The story revolves around the Camerons from Piedmont, South Carolina, and the Stonemans from Pennyslvania. Phil and Tod Stoneman (Elmer Clifton & Robert Harron), sons of abolitionist leader and congressman Austin Stoneman (Ralph Lewis), visit Phil’s school friend, Ben Cameron (Henry B. Walthall), and his family in their Piedmont plantation. Phil makes a play for Ben’s sister Margaret, while Tod and Ben’s young brother Duke (Maxfield Stanley) become friends. Ben gets hold of a locket of Phil’s sister Elsie (Lillian Gish) and falls in love with her without ever seeing her in person. When the south secedes from the Union, each family remains loyal to where it was born and the eligible family members join the warring armies on opposing sides. During the conflict Duke and Tod die in each others’ arms. A white captain of a Negro outfit orders the raid of the Cameron’s Piedmont mansion and wrecks the place, but the family are saved from further misfortune by the arrival of the Confederate army. Ben, a colonel, is wounded during the Petersburg campaign but is rescued by Phil. At a Washington hospital Ben meets Elsie, now a nurse, for the first time. After Lee’s surrender and Lincoln’s assassination, Stoneman has great power in Congress as its leader. He sends his protégé, the mulatto Silas Lynch (George Siegmann), to Piedmont, where the whites are getting the short end of the stick from the new carpetbagger government and are left without power. Lynch is elected lieutenant governor, and illiterate blacks gain control of the corrupt political system. Stoneman visits Piedmont with Phil and Elsie to see first-hand how his plan is going. Ben and Elsie become engaged, but the dye-in-wool Confederate sympathizer Margaret rejects Phil because he’s a Yankee. Ben reacts to the cruel and chaotic rule of the blacks and carpetbaggers by organizing like-minded Southerners into a secret enforcement group called the Ku Klux Klan. Elsie breaks off the engagement upon learning that Ben is a clansman.
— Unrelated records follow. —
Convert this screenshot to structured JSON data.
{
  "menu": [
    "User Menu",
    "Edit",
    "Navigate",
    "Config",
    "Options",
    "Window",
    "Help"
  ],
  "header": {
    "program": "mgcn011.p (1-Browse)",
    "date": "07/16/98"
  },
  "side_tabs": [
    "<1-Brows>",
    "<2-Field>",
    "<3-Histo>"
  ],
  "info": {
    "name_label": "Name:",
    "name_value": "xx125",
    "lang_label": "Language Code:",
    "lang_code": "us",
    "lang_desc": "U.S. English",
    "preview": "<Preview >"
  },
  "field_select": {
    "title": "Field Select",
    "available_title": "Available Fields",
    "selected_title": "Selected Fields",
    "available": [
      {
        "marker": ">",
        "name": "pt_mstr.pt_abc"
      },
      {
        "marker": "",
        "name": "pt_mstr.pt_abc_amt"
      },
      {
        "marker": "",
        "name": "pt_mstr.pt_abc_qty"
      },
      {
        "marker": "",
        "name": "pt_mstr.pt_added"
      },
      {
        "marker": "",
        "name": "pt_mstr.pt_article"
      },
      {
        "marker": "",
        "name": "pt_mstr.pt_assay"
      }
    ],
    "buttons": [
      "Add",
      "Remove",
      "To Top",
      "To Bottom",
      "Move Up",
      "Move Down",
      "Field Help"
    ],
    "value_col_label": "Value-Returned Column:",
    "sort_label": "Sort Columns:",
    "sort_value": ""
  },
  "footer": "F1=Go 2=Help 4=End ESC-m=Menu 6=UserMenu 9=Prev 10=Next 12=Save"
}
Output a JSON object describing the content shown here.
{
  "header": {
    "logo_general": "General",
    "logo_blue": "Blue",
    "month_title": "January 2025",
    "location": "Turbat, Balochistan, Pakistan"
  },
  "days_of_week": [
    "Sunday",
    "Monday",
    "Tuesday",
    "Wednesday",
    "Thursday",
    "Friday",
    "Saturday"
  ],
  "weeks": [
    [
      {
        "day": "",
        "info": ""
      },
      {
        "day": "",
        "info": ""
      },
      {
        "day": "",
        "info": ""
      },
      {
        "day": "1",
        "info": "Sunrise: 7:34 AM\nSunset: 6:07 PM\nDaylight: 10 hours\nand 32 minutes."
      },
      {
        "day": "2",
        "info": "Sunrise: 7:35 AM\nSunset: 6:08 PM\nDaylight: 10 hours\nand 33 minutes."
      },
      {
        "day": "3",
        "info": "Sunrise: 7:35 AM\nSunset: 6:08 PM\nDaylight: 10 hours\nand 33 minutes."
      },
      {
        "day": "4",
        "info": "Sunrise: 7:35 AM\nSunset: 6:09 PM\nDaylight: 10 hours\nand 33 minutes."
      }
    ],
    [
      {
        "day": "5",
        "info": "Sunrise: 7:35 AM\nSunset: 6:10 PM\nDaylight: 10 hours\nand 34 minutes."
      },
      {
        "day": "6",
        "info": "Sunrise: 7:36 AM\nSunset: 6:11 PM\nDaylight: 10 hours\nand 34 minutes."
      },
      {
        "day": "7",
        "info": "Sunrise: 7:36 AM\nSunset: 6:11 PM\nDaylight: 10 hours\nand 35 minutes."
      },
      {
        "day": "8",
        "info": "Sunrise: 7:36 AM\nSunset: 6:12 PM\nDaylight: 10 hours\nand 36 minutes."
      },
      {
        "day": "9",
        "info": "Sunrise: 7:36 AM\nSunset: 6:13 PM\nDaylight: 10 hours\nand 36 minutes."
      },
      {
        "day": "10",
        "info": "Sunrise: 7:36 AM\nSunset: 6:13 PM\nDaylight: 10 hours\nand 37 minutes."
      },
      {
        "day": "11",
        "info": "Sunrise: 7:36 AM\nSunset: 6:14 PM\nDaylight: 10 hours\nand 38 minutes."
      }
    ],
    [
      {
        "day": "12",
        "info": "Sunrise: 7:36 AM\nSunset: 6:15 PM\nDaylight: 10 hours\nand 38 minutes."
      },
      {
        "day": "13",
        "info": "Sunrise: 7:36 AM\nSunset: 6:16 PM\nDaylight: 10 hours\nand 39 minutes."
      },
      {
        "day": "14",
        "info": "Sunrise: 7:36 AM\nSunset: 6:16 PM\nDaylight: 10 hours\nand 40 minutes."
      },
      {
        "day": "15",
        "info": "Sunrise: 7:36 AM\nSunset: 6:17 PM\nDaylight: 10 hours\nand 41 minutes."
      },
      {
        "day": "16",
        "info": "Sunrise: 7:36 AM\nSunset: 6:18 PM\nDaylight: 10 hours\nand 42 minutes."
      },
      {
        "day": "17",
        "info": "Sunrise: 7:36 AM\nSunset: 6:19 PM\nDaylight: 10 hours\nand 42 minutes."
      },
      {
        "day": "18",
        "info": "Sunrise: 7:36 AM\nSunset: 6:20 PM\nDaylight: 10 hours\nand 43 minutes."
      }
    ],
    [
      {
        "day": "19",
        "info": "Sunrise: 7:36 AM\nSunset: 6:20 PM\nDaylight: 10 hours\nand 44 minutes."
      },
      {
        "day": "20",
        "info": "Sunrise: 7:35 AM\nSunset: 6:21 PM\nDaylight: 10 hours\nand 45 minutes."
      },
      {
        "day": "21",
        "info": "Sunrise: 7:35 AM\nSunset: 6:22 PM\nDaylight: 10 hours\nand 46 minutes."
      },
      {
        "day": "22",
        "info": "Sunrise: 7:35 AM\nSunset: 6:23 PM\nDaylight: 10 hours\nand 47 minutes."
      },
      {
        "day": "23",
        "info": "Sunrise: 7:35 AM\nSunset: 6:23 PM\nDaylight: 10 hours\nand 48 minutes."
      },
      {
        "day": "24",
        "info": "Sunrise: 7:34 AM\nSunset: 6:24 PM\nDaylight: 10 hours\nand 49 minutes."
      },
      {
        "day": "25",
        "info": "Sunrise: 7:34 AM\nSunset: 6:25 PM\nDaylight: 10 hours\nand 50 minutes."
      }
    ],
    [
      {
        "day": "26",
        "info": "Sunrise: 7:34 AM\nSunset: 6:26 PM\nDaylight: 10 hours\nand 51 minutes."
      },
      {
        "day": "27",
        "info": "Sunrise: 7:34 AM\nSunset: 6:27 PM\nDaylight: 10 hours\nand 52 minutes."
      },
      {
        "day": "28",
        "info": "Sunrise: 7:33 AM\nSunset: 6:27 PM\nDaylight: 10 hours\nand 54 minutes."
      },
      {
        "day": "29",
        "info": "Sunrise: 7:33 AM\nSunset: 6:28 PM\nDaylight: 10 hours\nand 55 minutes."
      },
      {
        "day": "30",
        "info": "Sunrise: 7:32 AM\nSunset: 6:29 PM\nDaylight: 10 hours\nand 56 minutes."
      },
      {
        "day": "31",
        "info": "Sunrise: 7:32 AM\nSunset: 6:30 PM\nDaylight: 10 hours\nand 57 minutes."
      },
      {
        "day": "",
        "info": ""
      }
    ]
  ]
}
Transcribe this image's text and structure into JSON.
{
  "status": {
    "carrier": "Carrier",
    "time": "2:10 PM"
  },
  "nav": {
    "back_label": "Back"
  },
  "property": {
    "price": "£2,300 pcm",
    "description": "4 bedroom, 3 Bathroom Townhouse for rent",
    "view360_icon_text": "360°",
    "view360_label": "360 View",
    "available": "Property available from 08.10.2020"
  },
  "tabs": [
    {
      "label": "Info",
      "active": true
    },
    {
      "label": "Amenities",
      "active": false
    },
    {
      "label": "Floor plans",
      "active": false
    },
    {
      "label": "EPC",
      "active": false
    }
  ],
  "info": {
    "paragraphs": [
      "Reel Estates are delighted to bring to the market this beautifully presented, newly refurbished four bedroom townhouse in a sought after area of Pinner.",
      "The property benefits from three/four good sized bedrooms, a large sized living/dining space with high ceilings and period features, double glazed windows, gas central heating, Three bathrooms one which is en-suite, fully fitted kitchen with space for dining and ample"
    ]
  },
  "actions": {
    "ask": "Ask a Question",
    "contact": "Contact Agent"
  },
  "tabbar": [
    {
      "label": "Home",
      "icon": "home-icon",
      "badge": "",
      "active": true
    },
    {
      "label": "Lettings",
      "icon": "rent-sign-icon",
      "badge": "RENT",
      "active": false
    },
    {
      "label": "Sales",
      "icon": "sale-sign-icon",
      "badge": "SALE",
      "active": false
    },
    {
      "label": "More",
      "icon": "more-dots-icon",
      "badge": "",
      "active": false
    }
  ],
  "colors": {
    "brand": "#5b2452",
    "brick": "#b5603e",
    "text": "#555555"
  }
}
The film’s most infamous scene has Gus (Walter Long), a renegade black soldier who becomes one of Lynch’s followers, finding Flora (Mae Marsh), Ben’s youngest sister, alone in the woods, where he asks her to marry him. She runs in fright, and jumps off a cliff rather than give into what she thinks are Gus’s sexual advances. After she dies in Ben’s arms, Gus is hanged by the Klan. Black militia troops take control of Piedmont, as Lynch asks Elsie to be the queen of his black empire. Elsie is disgusted by the offer and tries to fend off Lynch. But even her father can’t prevent a forced marriage. In the nick of time, Ben leads the Klan to rescue Elsie and Stoneman and the rest of the Camerons. As a result of the so-called noble KKK, the blacks are disenfranchised. Margaret and Phil honeymoon with Ben and Elsie. In an allegorical epilogue, the whites are seen as uniting again in a move for brotherhood under the cross of Christ to stave off the power play of the blacks and the corrupt Northern white politicians.

Its battle scenes were truly remarkable; the beautiful costumes were reportedly made by Lillian Gish’s mother. The film went over its projected $100,000 budget, as Griffith put his last cent into it and had to get additional backing from businessmen. But it paid off at the box office, where it became the biggest money earner of some $18 million until Disney’s Snow White and the Seven Dwarfs (1937).


Dennis Schwartz: “Ozus’ World Movie Reviews”